Ferdinando Coppola (2013-2014)
Redefining the “forever on loan” concept, Coppola was actually on the Milan books from 2006-08 and 2010-13, but spent that time loaned to four different clubs. Originally offered to stay at Milan this season and also help with the goalkeeping staff, when Bologna offered him the chance to play in Serie B, he jumped. He wanted the Milan fans, for whom he is largely unrecognizable, having never played an official match for them, to know that his choice wasn’t personal, he just prefers Pasta Bolognese to Pasta Milanese.

Alessandro Costacurta (1987-2007)
Another one of those mythical Milan youth products we keep hearing about, Costacurta is considered by many to be one of the greatest defenders of all time, having played next to the greatest in that back line. Since then, he’s had trouble following that act in football, with a couple of brief forays into coaching, he was rumored to be coming home to coach the reinstated Berreti youth team this year, but like Milan’s defense since he retired, went missing.

Alberto Gilardino (2005-2008)
The striker who is also known as “the Matri who scores” because of his “I’ve got a hot girlfriend so I don’t need a hairstyle” hair could simply not get enough Chinese food in Italy, so moved to Guangzhou Evergrande this year. Some say that he simply had a height complex and didn’t stand out enough at 1.84m (6’) in Italy, but he has quashed those rumors saying it was definitely the Chow Mein.

José Altafini (1958-1965)
Not content with being tied with the legendary Giuseppe Meazza for 4th all time Serie A goalscorer, Altafini’s true calling was to be a commentator for video games, which of course were not invented when he left Serie A in 1976. So in the meantime, he took a day job as a football commentator, where he is best known for coining the term “golazzo.” But in his heart, his biggest accomplishment in life is being one of the commentators for the Italian version of Pro Evolution Soccer.

Alessandro Matri (2013)
Having made history as the most overrated player with the largest waste of a transfer fee in Milan’s history, his singular goal in 6 months signified that his work there was done. So he packed up his hot WAG and now has a travelling circus act, going from club to club on loan while Milan still pay off his €11m Man™ transfer fee. This summer, he also indulged in skin cancer research, in the beach office. As a striker, his only claim to fame is inspiring Gilardino’s hair.

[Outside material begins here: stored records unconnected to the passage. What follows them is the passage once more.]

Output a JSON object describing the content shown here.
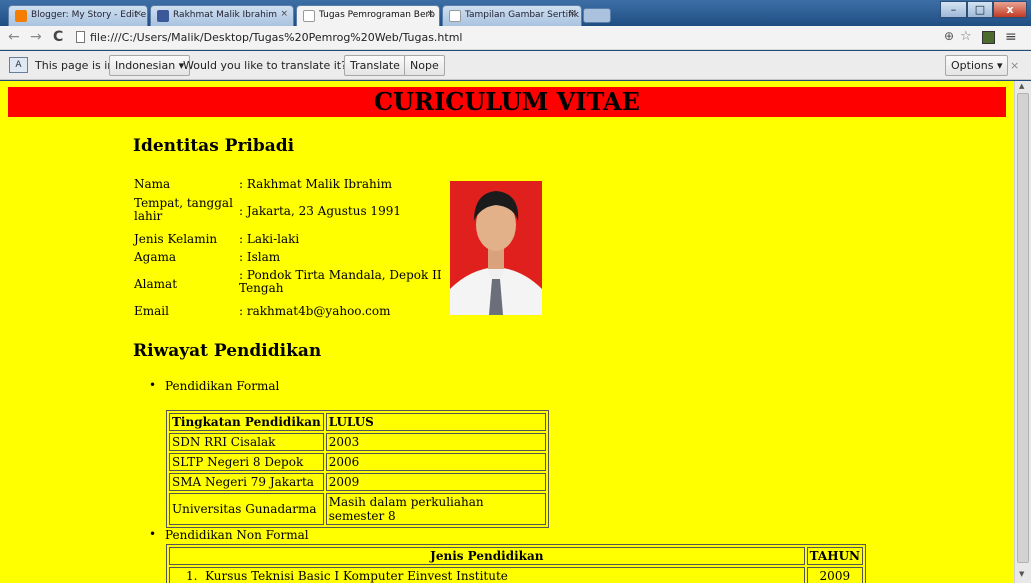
{
  "browser": {
    "tabs": [
      {
        "label": "Blogger: My Story - Edit e",
        "favicon_color": "#f57d00"
      },
      {
        "label": "Rakhmat Malik Ibrahim",
        "favicon_color": "#3b5998"
      },
      {
        "label": "Tugas Pemrograman Berb",
        "favicon_color": "#ffffff"
      },
      {
        "label": "Tampilan Gambar Sertifik",
        "favicon_color": "#ffffff"
      }
    ],
    "tab_close_glyph": "×",
    "url": "file:///C:/Users/Malik/Desktop/Tugas%20Pemrog%20Web/Tugas.html",
    "translate_bar": {
      "prefix": "This page is in",
      "language": "Indonesian",
      "question": "Would you like to translate it?",
      "translate_btn": "Translate",
      "nope_btn": "Nope",
      "options_btn": "Options",
      "close_glyph": "×"
    }
  },
  "page": {
    "background": "#ffff00",
    "banner_color": "#ff0000",
    "title": "CURICULUM VITAE",
    "section1": "Identitas Pribadi",
    "identity": [
      {
        "label": "Nama",
        "value": ": Rakhmat Malik Ibrahim"
      },
      {
        "label": "Tempat, tanggal lahir",
        "value": ": Jakarta, 23 Agustus 1991"
      },
      {
        "label": "Jenis Kelamin",
        "value": ": Laki-laki"
      },
      {
        "label": "Agama",
        "value": ": Islam"
      },
      {
        "label": "Alamat",
        "value": ": Pondok Tirta Mandala, Depok II Tengah"
      },
      {
        "label": "Email",
        "value": ": rakhmat4b@yahoo.com"
      }
    ],
    "section2": "Riwayat Pendidikan",
    "formal_label": "Pendidikan Formal",
    "formal_headers": [
      "Tingkatan Pendidikan",
      "LULUS"
    ],
    "formal_rows": [
      [
        "SDN RRI Cisalak",
        "2003"
      ],
      [
        "SLTP Negeri 8 Depok",
        "2006"
      ],
      [
        "SMA Negeri 79 Jakarta",
        "2009"
      ],
      [
        "Universitas Gunadarma",
        "Masih dalam perkuliahan semester 8"
      ]
    ],
    "nonformal_label": "Pendidikan Non Formal",
    "nonformal_headers": [
      "Jenis Pendidikan",
      "TAHUN"
    ],
    "nonformal_rows": [
      [
        "1.  Kursus Teknisi Basic I Komputer Einvest Institute",
        "2009"
      ]
    ]
  }
}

Dejan Savićević (1992-1998)
After retiring from football, Savicevic coached his national team for two years. Not content with just coaching, though, he became the president of the Montenegrin Football Association, where he has served for ten years. Of his choice to return home versus perhaps pursuing a post-football career in Italy, he explained that his obscenity-laced tirades were more well-received where people actually understood what he was saying. His hobbies include cursing, cursing at people, and cursing at random people on the street for no apparent reason.

Robinho (2010-2014)
One of Pelé’s heirs, as dubbed such by the legend when Robinho was merely 15 years old, Robinho instead chose a career in the sciences, being one of the first footballers to moonlight for NASA, launching balls into space for the organization in every Milan appearance. But as fans’ commitment to science waned in favor of “winning,” Robinho spent two years shopping for a Brazilian club who would pay for his kids’ college tuition, homes, and startup businesses. Once he dropped the last stipulation, Santos took him on loan this summer. NASA has relocated its satellites accordingly.

*Names and dates are Wikipedia level accurate, other information obtained from sources such as a flying purple unicorn, a goal-scoring Matri, Milan’s “commitment to youth,” and other fictions of my imagination.


This post inspired by the music of Pink Floyd


Our next match is the
Trofeo TIM
Saturday, August 23
20:45 CEST (2:45pm EDT) Milan vs. Juventus
21:45 CEST (3:45pm EDT) loser of 1st game vs. Sassuolo
22:45 CEST (4:45pm EDT) loser of 2nd game vs. Sassuolo